* Exercise details:
Across the entries below, how many lines include "icon"? Give the number and nothing else.
——
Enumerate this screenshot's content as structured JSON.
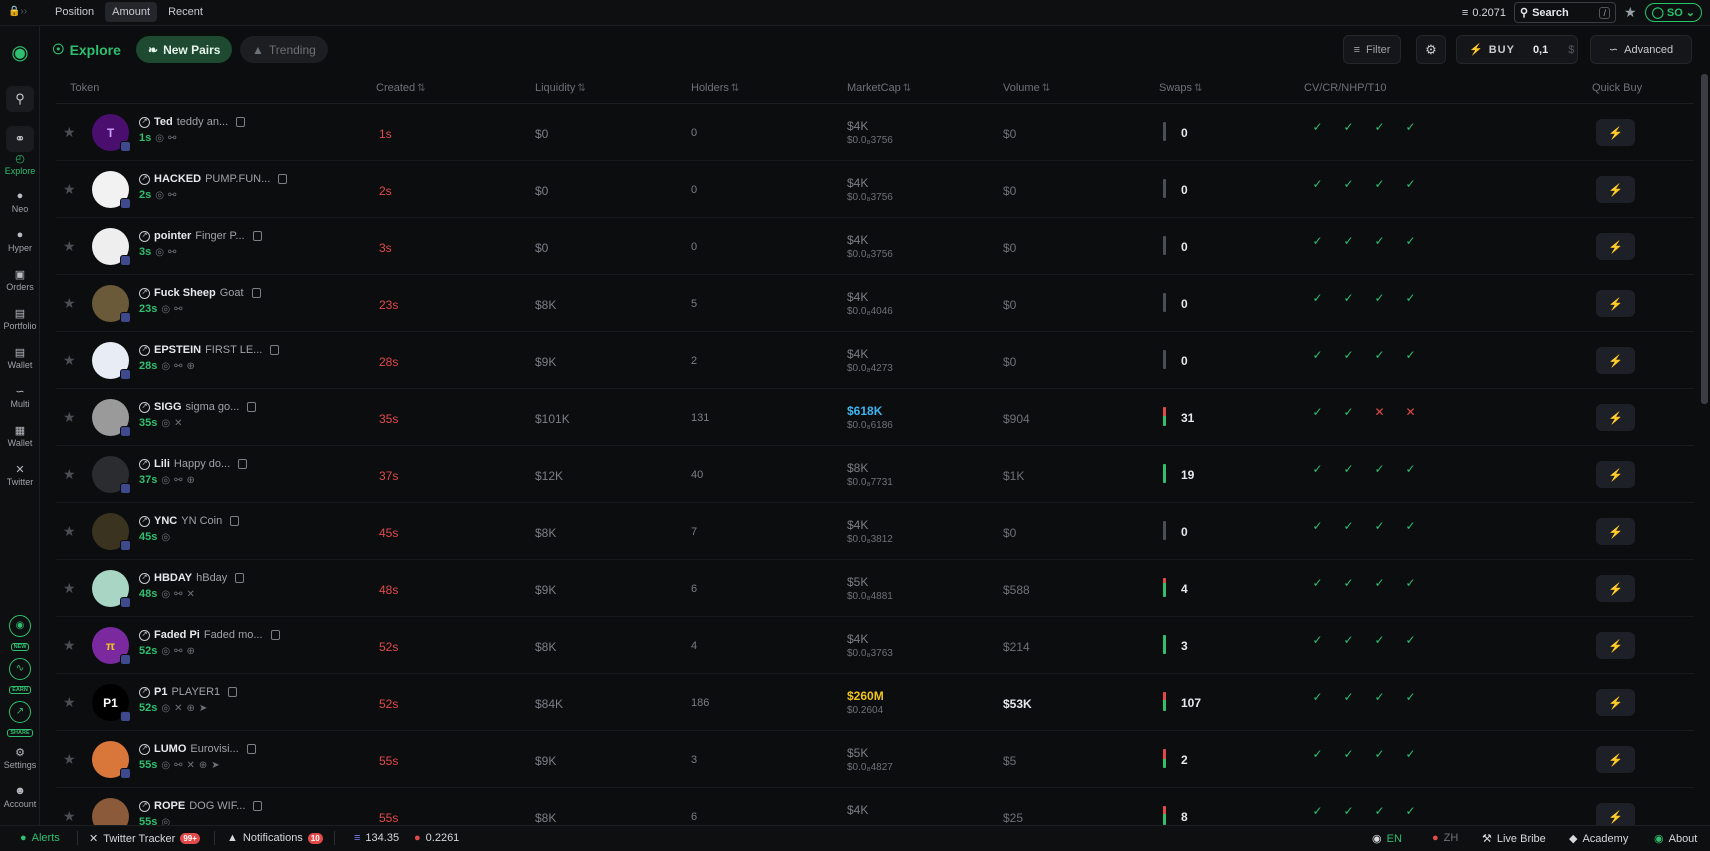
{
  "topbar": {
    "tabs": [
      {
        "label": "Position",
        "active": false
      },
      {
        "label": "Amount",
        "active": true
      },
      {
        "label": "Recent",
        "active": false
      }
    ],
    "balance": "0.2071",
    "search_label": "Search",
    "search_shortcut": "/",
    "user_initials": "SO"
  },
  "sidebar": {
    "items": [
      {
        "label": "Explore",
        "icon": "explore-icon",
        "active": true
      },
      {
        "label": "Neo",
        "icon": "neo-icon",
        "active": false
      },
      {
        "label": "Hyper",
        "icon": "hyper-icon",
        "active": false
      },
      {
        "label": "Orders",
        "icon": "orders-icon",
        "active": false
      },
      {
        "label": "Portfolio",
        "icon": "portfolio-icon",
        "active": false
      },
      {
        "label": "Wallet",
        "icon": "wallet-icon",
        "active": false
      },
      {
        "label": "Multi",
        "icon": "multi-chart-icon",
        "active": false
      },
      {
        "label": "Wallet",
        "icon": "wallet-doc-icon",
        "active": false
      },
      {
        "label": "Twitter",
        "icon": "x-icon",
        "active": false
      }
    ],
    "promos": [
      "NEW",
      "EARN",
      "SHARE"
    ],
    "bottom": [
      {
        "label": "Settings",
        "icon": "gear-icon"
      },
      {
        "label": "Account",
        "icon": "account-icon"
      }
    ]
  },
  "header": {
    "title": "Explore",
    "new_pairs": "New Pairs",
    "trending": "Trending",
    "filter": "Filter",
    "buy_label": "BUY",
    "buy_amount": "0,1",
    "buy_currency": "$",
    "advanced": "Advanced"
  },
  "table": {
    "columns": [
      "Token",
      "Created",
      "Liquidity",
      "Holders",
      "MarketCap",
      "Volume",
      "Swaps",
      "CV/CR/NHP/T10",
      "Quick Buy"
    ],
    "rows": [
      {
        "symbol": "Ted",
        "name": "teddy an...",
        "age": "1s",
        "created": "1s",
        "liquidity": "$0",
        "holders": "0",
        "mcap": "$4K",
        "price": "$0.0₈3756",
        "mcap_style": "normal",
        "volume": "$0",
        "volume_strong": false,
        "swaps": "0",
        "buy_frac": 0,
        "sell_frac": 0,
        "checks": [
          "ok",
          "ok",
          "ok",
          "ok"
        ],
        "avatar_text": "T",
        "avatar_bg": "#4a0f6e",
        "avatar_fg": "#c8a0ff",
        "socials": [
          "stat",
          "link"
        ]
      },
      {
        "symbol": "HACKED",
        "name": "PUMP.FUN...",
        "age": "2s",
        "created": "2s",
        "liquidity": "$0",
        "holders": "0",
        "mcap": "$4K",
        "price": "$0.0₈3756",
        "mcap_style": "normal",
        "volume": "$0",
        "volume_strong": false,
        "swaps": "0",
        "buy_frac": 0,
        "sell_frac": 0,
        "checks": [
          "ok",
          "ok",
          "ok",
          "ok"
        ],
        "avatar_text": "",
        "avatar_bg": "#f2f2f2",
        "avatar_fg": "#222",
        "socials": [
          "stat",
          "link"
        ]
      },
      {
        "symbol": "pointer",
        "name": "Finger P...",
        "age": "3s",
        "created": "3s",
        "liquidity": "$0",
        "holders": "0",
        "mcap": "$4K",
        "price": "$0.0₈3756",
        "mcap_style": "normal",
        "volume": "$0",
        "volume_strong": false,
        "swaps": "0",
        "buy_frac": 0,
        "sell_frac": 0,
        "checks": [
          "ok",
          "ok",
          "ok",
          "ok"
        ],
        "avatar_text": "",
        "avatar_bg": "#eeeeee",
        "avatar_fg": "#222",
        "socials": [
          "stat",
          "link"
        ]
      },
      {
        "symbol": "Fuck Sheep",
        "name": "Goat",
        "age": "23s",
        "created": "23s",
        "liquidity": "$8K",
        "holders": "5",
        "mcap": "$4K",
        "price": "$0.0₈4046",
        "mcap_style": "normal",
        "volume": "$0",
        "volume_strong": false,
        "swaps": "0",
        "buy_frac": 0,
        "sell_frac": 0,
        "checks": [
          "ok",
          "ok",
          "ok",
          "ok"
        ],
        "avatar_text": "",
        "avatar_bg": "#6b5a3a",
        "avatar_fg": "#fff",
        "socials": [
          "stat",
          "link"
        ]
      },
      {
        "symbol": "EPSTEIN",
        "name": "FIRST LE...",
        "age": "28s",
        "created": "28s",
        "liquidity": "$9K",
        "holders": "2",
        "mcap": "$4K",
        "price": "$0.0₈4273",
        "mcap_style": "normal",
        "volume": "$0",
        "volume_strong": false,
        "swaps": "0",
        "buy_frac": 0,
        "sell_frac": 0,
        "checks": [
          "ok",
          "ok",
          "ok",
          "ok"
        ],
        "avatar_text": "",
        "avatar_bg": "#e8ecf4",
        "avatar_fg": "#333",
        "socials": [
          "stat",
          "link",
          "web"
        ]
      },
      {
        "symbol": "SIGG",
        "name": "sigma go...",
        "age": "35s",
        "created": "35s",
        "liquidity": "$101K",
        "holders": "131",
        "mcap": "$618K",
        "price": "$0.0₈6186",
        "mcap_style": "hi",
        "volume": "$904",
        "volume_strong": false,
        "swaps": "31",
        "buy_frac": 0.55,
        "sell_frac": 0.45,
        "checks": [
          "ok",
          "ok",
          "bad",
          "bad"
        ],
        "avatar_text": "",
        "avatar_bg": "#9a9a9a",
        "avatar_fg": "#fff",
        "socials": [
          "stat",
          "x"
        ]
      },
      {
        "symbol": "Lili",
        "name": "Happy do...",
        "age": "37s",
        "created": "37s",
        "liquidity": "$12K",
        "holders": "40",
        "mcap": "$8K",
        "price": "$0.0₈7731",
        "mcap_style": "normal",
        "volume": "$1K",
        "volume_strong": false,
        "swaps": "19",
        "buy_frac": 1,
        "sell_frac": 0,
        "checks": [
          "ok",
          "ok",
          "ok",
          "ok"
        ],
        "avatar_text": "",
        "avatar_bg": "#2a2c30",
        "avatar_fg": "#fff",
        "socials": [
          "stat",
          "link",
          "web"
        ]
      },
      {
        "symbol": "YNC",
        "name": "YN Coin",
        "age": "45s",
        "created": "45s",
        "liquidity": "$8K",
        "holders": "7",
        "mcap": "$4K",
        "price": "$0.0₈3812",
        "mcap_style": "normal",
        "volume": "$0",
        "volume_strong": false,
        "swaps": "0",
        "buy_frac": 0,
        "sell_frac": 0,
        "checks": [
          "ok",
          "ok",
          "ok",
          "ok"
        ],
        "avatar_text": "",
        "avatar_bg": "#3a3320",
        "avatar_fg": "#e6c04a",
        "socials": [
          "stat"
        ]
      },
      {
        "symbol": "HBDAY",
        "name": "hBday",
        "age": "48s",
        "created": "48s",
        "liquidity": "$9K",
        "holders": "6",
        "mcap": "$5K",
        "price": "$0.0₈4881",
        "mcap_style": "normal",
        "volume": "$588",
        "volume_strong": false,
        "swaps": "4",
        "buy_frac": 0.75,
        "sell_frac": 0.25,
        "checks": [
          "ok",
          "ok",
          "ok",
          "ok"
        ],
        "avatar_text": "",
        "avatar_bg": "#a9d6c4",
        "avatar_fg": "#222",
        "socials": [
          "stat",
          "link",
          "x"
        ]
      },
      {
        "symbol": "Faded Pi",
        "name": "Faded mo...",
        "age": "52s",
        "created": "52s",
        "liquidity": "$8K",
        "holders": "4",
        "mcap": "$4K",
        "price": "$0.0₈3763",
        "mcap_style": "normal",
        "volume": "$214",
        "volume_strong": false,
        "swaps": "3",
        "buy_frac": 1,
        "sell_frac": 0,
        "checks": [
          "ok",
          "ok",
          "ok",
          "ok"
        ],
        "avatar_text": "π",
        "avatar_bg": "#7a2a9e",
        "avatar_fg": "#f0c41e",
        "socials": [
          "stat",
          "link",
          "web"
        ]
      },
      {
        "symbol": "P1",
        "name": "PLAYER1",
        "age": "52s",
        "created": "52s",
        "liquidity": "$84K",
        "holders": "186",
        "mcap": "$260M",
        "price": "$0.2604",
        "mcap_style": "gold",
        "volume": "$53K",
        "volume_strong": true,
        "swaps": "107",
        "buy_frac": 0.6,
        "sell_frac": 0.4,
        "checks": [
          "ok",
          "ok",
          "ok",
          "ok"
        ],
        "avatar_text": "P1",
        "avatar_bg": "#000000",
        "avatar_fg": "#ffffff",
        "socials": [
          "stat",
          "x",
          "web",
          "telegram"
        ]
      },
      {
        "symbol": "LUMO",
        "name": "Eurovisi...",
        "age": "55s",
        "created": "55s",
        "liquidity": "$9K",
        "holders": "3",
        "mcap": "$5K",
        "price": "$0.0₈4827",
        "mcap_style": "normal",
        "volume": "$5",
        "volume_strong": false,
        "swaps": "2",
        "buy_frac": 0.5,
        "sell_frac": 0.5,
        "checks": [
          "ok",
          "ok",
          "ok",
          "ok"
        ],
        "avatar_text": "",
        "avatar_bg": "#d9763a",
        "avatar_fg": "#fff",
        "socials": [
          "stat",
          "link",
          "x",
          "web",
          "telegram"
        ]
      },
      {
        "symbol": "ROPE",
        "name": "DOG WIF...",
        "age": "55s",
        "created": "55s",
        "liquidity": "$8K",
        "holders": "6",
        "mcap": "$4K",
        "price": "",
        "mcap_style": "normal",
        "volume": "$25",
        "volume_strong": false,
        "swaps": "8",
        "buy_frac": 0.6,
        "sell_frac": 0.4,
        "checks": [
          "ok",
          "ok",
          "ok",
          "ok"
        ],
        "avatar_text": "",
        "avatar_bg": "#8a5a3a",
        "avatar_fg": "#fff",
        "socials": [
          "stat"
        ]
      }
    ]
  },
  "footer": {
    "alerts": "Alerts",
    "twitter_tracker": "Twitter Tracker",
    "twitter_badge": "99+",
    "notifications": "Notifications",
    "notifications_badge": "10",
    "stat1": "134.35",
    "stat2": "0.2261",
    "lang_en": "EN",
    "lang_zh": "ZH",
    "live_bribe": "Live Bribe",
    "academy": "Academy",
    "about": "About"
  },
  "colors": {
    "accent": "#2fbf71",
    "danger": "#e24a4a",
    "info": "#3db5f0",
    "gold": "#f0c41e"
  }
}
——
* Task solution:
11